Do you know what my first word was? According to my mom, it was “eat.”
I, like most people, didn’t take into consideration nutritional intake based on my body’s needs. Instead, my diet was based on convenience, income, availability and habit.
Any journalist/photographer will tell you they usually don’t eat well. Especially if your shift includes the evening.
America is the most abundant country in the world when it comes to a readily-available food supply. Yet we rarely think in terms of what our bodies need are nutritionally speaking.
That’s a problem.
According to the World Health Organization, the United States’ prevalence of overweight citizens ages 18 and over is at a remarkable 72 percent, while obesity is at nearly 34 percent (in a 1975-2014 study). (I highly recommend you click on the links above and study the interactive graphics.)
I’m not here to solve our country’s obesity/overweight problem.
That has to come from each individual.
A change of heart leads to a change of attitude. A change in attitude leads to physical changes in one’s eating habits. Ultimately, the choice in what you eat is yours. (I also realize that many people don’t have a choice in their variety of food, due to income, lack of transportation and other factors, but let’s go on with the discussion in general terms.)
A change of attitude can happen due to different reasons — a career change that allows more freedom to shop and increased income is just one.
The technical term is called the “Theoretical Model.”
The behavior change happens in six stages; precontemplation, contemplation, preparation, action, maintenance and termination.
Precontemplation: A person who is not contemplating making a health change within the next six months. (Raise your hand if that’s you!)
Contemplation: A person who has stated they are going to make health changes in the next six months. (Mmm, hmm, we’ve all been there!)
Preparation: A person who has a plan of action in place, whether it’s an appointment with a nutritionist, buying a bike or new running shoes or joining a local gym. (Is that you?
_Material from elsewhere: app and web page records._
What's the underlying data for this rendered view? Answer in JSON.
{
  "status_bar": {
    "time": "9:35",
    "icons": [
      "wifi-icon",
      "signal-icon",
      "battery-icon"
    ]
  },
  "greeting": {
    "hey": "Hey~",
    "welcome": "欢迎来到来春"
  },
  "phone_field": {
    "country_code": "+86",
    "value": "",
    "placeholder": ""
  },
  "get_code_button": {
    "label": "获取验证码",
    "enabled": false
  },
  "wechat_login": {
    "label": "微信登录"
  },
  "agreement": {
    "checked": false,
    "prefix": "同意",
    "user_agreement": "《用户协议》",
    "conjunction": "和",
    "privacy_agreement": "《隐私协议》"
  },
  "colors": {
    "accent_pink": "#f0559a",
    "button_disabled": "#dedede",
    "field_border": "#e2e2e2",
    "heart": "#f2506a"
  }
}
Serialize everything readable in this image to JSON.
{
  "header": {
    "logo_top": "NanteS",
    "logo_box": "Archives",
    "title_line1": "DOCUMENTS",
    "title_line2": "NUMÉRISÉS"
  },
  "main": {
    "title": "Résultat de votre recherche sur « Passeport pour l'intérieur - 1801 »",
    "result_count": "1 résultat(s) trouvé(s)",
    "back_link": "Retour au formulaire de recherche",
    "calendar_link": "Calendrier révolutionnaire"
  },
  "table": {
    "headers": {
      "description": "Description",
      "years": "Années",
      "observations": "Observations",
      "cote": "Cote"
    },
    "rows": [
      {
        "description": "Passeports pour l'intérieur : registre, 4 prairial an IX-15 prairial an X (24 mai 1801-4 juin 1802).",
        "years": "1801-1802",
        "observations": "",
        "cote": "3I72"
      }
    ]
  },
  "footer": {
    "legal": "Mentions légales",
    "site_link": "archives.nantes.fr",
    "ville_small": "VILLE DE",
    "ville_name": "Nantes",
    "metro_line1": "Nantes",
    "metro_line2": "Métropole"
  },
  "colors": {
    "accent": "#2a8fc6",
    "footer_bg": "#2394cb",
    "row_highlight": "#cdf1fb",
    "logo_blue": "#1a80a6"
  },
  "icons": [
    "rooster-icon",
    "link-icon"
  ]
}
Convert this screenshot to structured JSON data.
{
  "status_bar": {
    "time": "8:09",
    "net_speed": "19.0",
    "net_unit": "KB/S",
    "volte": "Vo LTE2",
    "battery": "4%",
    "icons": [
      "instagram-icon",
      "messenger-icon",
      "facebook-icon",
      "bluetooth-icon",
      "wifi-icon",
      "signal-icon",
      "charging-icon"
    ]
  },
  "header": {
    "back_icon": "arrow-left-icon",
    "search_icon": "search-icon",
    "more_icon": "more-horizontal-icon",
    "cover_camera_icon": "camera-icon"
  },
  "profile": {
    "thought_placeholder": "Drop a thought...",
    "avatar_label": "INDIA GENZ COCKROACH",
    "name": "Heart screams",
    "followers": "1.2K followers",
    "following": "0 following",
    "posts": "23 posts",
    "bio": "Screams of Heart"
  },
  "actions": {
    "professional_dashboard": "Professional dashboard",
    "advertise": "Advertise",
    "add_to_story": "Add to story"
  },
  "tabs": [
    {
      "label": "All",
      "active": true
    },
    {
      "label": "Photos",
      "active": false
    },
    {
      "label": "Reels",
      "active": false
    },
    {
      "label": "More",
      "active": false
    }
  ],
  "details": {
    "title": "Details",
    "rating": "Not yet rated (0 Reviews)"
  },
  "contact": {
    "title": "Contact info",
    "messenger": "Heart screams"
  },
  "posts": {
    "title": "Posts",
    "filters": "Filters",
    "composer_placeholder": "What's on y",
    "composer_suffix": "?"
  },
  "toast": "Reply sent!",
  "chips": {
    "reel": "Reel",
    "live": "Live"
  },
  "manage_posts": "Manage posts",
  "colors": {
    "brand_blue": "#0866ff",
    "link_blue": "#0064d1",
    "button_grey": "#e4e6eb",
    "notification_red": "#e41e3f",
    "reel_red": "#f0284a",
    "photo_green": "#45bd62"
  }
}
Yay! You’re under construction!)
Action: A person who has actively made consistent choices in dietary habits and is seeing significant changes in their health, i.e. weight loss/gain, stopped smoking/drinking, etc. (Hey, if this is you kudos! You’re doing great! Keep it up!)
Maintenance: A person in this stage has made all the necessary changes to improve their diet/fitness and overall health and is looking to maintain those changes day-to-day over the course of their lifetime. (I’m here, but still looking to improve and lose weight/get fit.)
Termination: A person in this stage has zero temptations of returning to their old lifestyle. (This is also me. I have no desire to be the person I was.)
I went through the five stages without realizing it in the last five years.
So what changes did I make?
Well, I actually took the advice of my health coach and his plan. I also quit quitting on myself. I took action. Once you stay committed to a plan the works for you, it does get easier. Don’t worry, we’ll discuss different ideas and plans in future posts.
Besides, as hard as I was working out I didn’t want to hinder my progress or not make any progress at all.
What’s the point in that?
Sure it sounds easy writing it and I’m sure you’re thinking, ‘Oh, that’s great for you, but how do I make changes that will work for me?’
That’s a good question.
I would like to know.
Email me your question or comment on this thread and let’s start a discussion.
I’ll post questions/comments (anonymously) next Monday.